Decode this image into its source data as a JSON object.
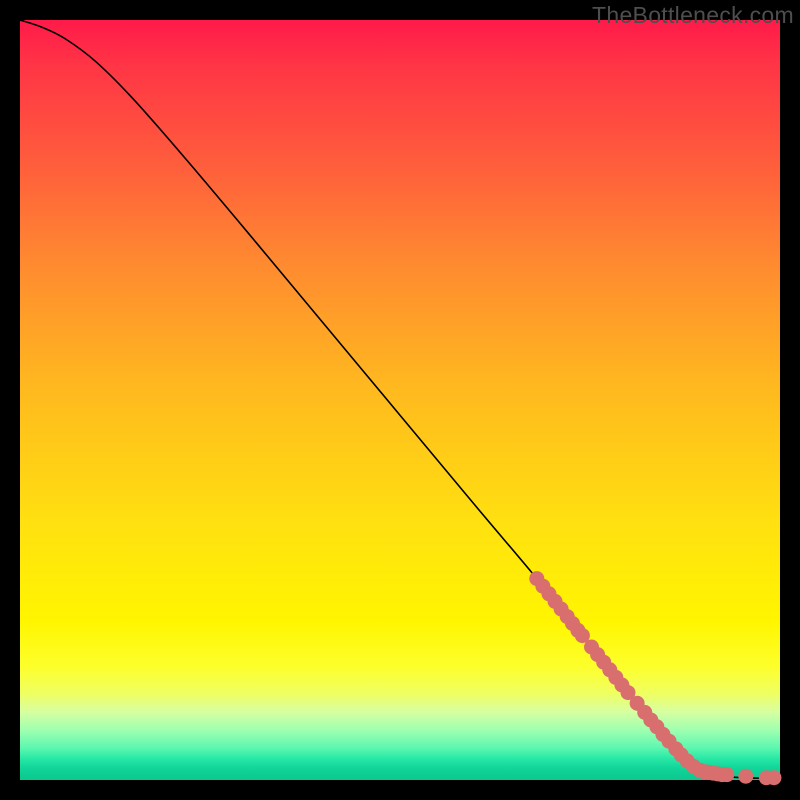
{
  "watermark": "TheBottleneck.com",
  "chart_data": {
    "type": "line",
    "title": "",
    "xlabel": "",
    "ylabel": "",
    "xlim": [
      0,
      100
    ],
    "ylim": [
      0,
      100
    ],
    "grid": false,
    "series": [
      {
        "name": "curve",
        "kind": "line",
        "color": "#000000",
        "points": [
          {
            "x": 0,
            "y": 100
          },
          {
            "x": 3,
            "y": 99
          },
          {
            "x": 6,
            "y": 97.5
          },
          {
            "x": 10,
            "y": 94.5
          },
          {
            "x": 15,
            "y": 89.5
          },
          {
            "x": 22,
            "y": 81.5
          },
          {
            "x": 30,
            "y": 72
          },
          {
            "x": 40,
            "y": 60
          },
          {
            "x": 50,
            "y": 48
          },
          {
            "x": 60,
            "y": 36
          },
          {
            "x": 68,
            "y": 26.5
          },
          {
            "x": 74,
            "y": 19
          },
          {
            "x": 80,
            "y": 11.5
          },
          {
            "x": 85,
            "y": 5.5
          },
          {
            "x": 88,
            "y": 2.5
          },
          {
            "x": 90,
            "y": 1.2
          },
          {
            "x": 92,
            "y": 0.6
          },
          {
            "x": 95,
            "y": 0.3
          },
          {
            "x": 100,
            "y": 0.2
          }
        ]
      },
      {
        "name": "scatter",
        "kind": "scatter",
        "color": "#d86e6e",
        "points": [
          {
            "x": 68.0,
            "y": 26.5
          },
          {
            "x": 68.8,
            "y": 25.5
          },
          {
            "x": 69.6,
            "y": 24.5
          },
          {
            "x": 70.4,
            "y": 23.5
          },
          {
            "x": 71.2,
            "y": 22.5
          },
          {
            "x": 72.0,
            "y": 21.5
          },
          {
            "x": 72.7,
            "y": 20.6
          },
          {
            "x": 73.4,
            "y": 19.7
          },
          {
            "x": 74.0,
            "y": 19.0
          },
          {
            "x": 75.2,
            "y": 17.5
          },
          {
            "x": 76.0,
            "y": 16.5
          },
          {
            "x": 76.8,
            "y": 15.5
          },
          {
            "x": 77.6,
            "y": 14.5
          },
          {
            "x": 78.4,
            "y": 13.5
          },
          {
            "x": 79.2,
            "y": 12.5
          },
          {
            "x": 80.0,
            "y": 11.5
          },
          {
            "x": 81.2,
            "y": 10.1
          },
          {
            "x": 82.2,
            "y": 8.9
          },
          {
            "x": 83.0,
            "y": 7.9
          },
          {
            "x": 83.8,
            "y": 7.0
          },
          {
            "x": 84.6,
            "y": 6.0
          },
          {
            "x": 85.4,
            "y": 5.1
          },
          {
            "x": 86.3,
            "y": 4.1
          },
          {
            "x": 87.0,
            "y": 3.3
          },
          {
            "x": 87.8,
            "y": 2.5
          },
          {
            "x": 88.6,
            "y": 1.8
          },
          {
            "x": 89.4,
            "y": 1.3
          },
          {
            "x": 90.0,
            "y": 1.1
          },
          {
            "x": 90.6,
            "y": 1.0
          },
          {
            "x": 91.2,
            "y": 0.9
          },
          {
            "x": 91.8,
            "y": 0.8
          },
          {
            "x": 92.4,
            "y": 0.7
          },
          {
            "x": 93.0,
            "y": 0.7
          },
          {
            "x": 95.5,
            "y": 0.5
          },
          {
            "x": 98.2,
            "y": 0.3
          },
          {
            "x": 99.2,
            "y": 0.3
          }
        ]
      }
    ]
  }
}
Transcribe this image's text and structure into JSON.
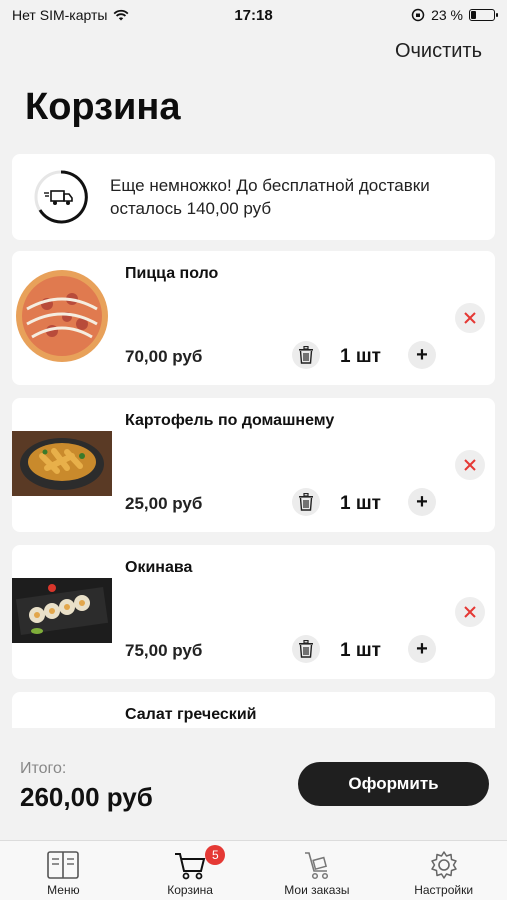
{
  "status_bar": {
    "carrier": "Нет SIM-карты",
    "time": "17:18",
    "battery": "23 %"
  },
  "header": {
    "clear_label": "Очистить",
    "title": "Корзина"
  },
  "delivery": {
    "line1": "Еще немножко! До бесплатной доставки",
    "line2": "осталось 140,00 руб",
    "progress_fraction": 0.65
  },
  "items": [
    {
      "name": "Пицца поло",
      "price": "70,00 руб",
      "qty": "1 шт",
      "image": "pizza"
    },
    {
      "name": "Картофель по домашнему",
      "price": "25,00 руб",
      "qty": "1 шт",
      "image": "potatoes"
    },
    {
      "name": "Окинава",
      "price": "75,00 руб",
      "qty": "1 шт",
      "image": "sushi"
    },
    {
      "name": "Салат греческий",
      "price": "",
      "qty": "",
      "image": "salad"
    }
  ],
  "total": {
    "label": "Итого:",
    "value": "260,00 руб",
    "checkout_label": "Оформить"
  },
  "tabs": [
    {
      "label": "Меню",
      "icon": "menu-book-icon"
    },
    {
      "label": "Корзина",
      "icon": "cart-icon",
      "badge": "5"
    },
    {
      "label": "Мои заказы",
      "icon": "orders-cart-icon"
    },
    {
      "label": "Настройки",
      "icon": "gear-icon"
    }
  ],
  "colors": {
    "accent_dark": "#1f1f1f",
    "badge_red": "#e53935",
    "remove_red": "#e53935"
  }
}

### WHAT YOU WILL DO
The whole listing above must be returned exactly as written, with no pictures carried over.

### RESPONSE AREA
Decode this image into its source data as a JSON object.
{
  "watermark": "TheBottleneck.com",
  "chart_data": {
    "type": "line",
    "title": "",
    "xlabel": "",
    "ylabel": "",
    "xlim": [
      0,
      100
    ],
    "ylim": [
      0,
      100
    ],
    "grid": false,
    "series": [
      {
        "name": "curve",
        "kind": "line",
        "color": "#000000",
        "points": [
          {
            "x": 0,
            "y": 100
          },
          {
            "x": 3,
            "y": 99
          },
          {
            "x": 6,
            "y": 97.5
          },
          {
            "x": 10,
            "y": 94.5
          },
          {
            "x": 15,
            "y": 89.5
          },
          {
            "x": 22,
            "y": 81.5
          },
          {
            "x": 30,
            "y": 72
          },
          {
            "x": 40,
            "y": 60
          },
          {
            "x": 50,
            "y": 48
          },
          {
            "x": 60,
            "y": 36
          },
          {
            "x": 68,
            "y": 26.5
          },
          {
            "x": 74,
            "y": 19
          },
          {
            "x": 80,
            "y": 11.5
          },
          {
            "x": 85,
            "y": 5.5
          },
          {
            "x": 88,
            "y": 2.5
          },
          {
            "x": 90,
            "y": 1.2
          },
          {
            "x": 92,
            "y": 0.6
          },
          {
            "x": 95,
            "y": 0.3
          },
          {
            "x": 100,
            "y": 0.2
          }
        ]
      },
      {
        "name": "scatter",
        "kind": "scatter",
        "color": "#d86e6e",
        "points": [
          {
            "x": 68.0,
            "y": 26.5
          },
          {
            "x": 68.8,
            "y": 25.5
          },
          {
            "x": 69.6,
            "y": 24.5
          },
          {
            "x": 70.4,
            "y": 23.5
          },
          {
            "x": 71.2,
            "y": 22.5
          },
          {
            "x": 72.0,
            "y": 21.5
          },
          {
            "x": 72.7,
            "y": 20.6
          },
          {
            "x": 73.4,
            "y": 19.7
          },
          {
            "x": 74.0,
            "y": 19.0
          },
          {
            "x": 75.2,
            "y": 17.5
          },
          {
            "x": 76.0,
            "y": 16.5
          },
          {
            "x": 76.8,
            "y": 15.5
          },
          {
            "x": 77.6,
            "y": 14.5
          },
          {
            "x": 78.4,
            "y": 13.5
          },
          {
            "x": 79.2,
            "y": 12.5
          },
          {
            "x": 80.0,
            "y": 11.5
          },
          {
            "x": 81.2,
            "y": 10.1
          },
          {
            "x": 82.2,
            "y": 8.9
          },
          {
            "x": 83.0,
            "y": 7.9
          },
          {
            "x": 83.8,
            "y": 7.0
          },
          {
            "x": 84.6,
            "y": 6.0
          },
          {
            "x": 85.4,
            "y": 5.1
          },
          {
            "x": 86.3,
            "y": 4.1
          },
          {
            "x": 87.0,
            "y": 3.3
          },
          {
            "x": 87.8,
            "y": 2.5
          },
          {
            "x": 88.6,
            "y": 1.8
          },
          {
            "x": 89.4,
            "y": 1.3
          },
          {
            "x": 90.0,
            "y": 1.1
          },
          {
            "x": 90.6,
            "y": 1.0
          },
          {
            "x": 91.2,
            "y": 0.9
          },
          {
            "x": 91.8,
            "y": 0.8
          },
          {
            "x": 92.4,
            "y": 0.7
          },
          {
            "x": 93.0,
            "y": 0.7
          },
          {
            "x": 95.5,
            "y": 0.5
          },
          {
            "x": 98.2,
            "y": 0.3
          },
          {
            "x": 99.2,
            "y": 0.3
          }
        ]
      }
    ]
  }
}
Transcribe this image's text and structure into JSON.
{
  "status_bar": {
    "carrier": "Нет SIM-карты",
    "time": "17:18",
    "battery": "23 %"
  },
  "header": {
    "clear_label": "Очистить",
    "title": "Корзина"
  },
  "delivery": {
    "line1": "Еще немножко! До бесплатной доставки",
    "line2": "осталось 140,00 руб",
    "progress_fraction": 0.65
  },
  "items": [
    {
      "name": "Пицца поло",
      "price": "70,00 руб",
      "qty": "1 шт",
      "image": "pizza"
    },
    {
      "name": "Картофель по домашнему",
      "price": "25,00 руб",
      "qty": "1 шт",
      "image": "potatoes"
    },
    {
      "name": "Окинава",
      "price": "75,00 руб",
      "qty": "1 шт",
      "image": "sushi"
    },
    {
      "name": "Салат греческий",
      "price": "",
      "qty": "",
      "image": "salad"
    }
  ],
  "total": {
    "label": "Итого:",
    "value": "260,00 руб",
    "checkout_label": "Оформить"
  },
  "tabs": [
    {
      "label": "Меню",
      "icon": "menu-book-icon"
    },
    {
      "label": "Корзина",
      "icon": "cart-icon",
      "badge": "5"
    },
    {
      "label": "Мои заказы",
      "icon": "orders-cart-icon"
    },
    {
      "label": "Настройки",
      "icon": "gear-icon"
    }
  ],
  "colors": {
    "accent_dark": "#1f1f1f",
    "badge_red": "#e53935",
    "remove_red": "#e53935"
  }
}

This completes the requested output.